With these 5 exercises, plan to do 3 sets lifting the heaviest amount you can. Your total gym time will be 15-20 minutes.
It’s amazing the endurance benefits you’ll note through strength training when thinking how to run without getting tired.
Tip #8: Small Goals for the Win
Always break small goals into large goals. If you want to run a half marathon, take that distance and split it up into smaller increments.
Sign up for two races before your designated half marathon time: a 5K, then a 10K. When you cross those finish lines, you’ll boost your confidence and celebrate your successes along the way to the larger goal.
Tip #9: Give Your Feet the TLC They Deserve
Feet don’t last forever, as much as it hurts to admit it. They need care and attention so they’ll keep supporting your body and carrying you along hundreds of miles.
Caring for your feet prevents long-lasting injuries down the road, like tendonitis or plantar fasciitis.
- Wear proper shoes: your shoes need to fit your feet perfectly. They shouldn’t squeeze your toes at all; in fact, buying running shoes one size too big is a good practice, since it gives room for swelling in extreme weather conditions. The right shoes should always have a good arch and be able to tie firmly at the ankle.
- Ice your feet after a long run: There’s bound to be swelling at the end of a workout, so don’t ignore it until it dies down. Soak those feet in an ice bath and encourage healing and speedy recovery from the exertion.
- Massage sore muscles: Find the tense spots in your feet and rub the soreness out of them to prevent the formation of lumps in the sore tissue.
- Hold swollen ankles above the heart: The best way to get rid of that inflammation is by letting the blood flow freely from the swollen area to the heart. If they’re extremely swollen, ibuprofen will speed the process along.

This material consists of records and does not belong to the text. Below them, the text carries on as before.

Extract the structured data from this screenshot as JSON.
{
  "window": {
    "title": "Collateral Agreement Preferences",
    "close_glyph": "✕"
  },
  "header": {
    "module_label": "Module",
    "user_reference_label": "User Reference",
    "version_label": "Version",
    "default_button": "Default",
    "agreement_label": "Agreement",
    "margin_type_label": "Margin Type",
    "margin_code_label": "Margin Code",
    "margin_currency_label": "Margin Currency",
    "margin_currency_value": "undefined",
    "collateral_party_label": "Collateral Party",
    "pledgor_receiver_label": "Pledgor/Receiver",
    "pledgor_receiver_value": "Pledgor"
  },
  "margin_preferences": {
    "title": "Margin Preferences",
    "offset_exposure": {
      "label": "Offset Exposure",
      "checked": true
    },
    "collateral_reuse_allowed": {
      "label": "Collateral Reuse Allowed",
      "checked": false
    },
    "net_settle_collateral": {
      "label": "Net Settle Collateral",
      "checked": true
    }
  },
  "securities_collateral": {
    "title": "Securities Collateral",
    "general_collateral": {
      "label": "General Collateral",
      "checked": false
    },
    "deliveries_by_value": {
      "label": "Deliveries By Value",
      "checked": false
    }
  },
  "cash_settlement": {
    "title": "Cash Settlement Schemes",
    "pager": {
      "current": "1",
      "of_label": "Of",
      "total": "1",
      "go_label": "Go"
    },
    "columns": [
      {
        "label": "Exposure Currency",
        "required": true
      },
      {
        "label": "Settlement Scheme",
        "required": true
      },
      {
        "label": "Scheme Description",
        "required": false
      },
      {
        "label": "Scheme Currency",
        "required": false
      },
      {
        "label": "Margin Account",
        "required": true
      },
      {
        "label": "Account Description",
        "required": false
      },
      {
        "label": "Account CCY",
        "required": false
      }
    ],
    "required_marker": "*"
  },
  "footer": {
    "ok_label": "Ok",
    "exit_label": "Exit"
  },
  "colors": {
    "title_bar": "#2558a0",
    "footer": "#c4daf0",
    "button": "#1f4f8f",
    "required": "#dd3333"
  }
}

Final Tip: Above All, Be Consistent
All the tips I’ve outlined in this article will guide you in how to run without getting tired, but only if you turn them into habits. None of them will help you if only do it one time or every once in a while.
When you download our free half marathon training plans, you can add these weekly habits into the customizable Google Sheets portion of the plan.
Choose 2-3 techniques and put them in your weekly running schedule to enjoy the full results of your effort!